EXERCISE MATERIAL —

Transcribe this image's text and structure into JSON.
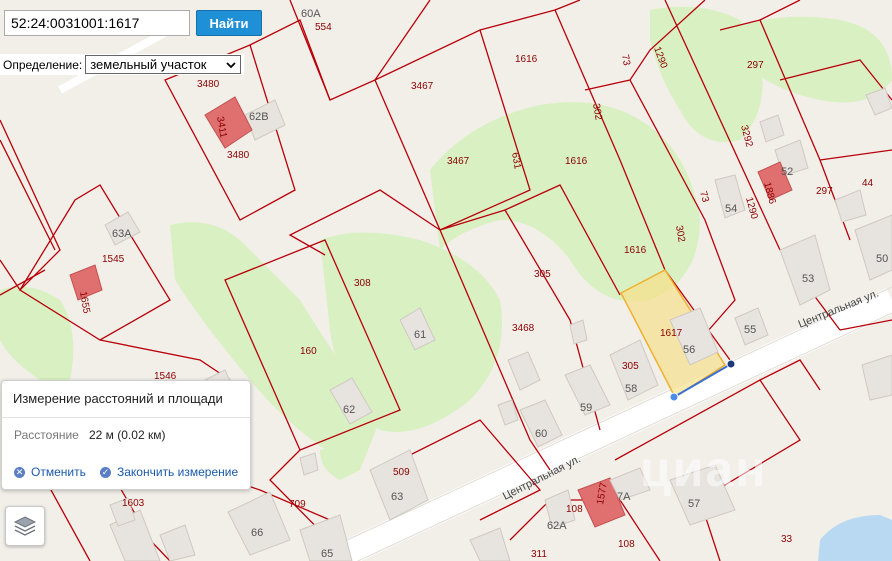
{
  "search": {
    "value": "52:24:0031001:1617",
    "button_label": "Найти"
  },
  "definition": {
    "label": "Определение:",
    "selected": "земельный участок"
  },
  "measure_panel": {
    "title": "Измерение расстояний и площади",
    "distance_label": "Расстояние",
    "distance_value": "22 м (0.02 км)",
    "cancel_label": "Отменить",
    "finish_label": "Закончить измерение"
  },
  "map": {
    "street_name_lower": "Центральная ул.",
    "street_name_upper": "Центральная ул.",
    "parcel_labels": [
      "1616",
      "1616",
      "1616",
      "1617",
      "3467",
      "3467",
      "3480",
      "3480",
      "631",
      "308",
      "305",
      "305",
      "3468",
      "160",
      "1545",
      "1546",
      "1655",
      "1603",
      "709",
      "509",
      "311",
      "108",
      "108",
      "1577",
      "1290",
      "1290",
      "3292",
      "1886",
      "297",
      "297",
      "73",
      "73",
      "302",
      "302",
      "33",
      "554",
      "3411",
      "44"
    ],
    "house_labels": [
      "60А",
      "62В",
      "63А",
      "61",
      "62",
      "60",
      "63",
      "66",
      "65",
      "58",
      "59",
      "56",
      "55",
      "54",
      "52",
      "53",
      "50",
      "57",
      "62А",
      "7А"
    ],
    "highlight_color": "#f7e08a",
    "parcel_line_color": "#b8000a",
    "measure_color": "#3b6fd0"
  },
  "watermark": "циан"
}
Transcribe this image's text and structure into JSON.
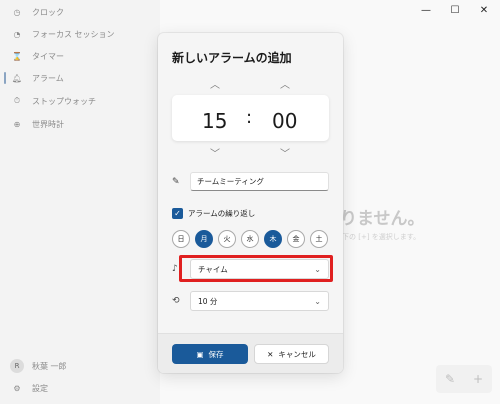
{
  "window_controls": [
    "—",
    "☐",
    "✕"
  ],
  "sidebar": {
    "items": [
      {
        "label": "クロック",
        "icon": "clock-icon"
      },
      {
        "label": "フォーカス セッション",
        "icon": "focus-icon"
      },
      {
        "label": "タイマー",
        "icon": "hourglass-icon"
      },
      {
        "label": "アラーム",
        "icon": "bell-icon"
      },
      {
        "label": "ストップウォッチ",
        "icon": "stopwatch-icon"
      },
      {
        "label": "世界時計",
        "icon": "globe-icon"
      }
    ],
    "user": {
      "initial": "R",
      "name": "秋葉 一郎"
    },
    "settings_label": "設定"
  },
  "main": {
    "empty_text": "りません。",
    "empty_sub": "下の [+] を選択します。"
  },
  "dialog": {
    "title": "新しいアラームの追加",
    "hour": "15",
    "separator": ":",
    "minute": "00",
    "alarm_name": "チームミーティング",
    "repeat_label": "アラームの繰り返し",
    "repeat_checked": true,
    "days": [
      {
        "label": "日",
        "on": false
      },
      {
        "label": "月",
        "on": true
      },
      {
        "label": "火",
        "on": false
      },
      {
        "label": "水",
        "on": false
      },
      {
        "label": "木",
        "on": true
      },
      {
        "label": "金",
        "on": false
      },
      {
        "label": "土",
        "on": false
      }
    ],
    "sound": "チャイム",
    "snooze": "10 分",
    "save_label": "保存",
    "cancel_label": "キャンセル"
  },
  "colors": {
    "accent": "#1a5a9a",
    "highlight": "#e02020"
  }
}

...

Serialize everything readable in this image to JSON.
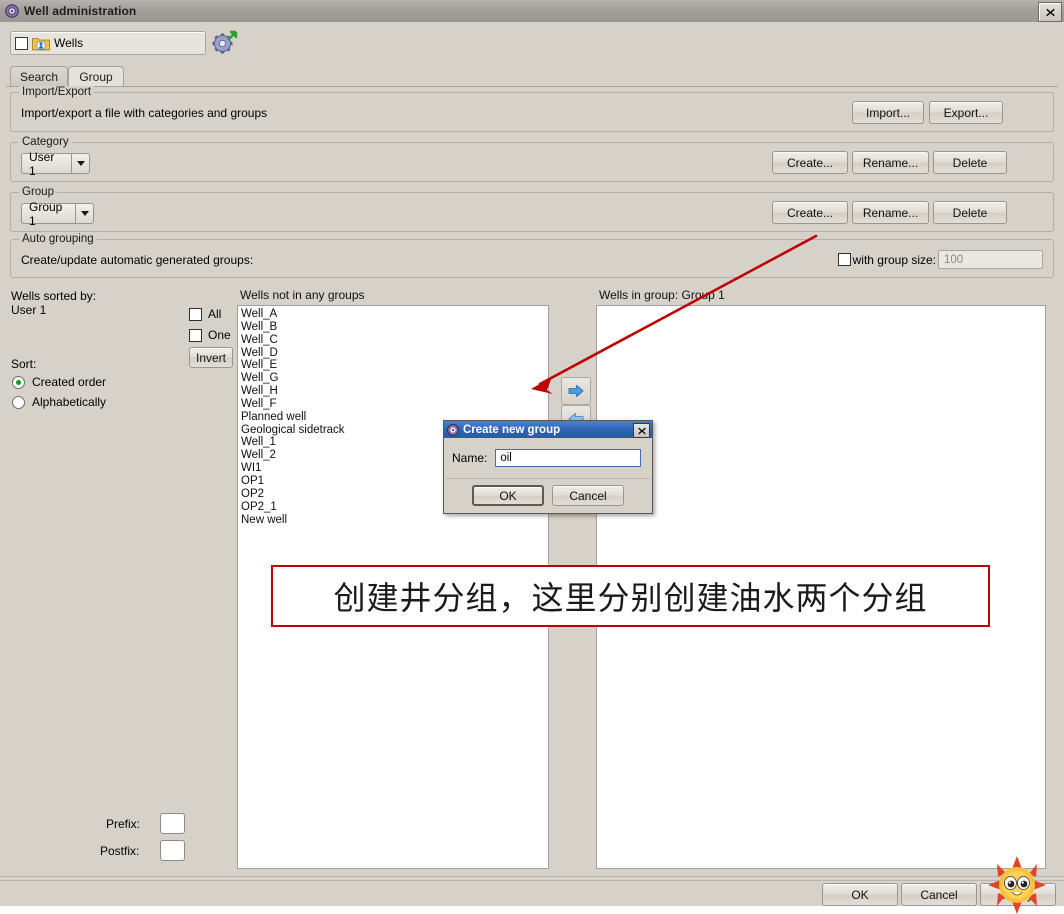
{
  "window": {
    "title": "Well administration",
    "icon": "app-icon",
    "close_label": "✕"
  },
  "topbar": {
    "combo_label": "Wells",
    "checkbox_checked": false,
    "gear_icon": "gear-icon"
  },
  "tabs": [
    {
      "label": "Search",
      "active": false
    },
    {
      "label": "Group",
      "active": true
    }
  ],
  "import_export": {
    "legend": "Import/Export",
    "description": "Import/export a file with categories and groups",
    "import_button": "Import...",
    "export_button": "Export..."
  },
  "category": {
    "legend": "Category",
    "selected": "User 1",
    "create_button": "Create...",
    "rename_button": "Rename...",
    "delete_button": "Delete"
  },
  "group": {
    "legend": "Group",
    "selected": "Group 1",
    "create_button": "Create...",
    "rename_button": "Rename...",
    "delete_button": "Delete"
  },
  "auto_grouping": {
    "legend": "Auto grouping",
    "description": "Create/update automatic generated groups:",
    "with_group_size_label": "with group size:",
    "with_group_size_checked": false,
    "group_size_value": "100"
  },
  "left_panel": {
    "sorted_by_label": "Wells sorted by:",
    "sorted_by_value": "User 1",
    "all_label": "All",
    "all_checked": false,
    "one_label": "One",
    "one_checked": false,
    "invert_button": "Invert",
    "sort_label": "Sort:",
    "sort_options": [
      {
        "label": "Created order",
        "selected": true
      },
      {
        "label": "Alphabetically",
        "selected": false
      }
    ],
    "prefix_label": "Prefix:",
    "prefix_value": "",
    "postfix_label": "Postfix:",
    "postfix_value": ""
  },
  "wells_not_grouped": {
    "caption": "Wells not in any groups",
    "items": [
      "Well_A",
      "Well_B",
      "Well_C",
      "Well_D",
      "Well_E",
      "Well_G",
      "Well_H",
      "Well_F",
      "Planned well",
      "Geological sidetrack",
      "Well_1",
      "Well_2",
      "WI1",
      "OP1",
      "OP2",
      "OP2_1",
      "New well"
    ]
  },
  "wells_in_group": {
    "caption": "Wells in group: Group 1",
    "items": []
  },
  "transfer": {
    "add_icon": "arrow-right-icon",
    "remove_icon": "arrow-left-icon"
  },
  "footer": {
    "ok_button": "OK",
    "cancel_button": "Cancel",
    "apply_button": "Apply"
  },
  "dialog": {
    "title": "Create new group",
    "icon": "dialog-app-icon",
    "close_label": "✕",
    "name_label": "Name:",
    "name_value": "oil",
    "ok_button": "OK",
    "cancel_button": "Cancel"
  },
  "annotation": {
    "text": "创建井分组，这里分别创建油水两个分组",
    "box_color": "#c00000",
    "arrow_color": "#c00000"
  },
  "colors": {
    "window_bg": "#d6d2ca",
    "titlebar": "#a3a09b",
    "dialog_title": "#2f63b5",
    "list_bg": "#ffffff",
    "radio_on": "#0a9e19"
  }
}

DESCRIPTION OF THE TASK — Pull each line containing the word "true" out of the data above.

RESPONSE —
    "repeat_checked": true,
        "on": true
        "on": true
      "active": true
        "selected": true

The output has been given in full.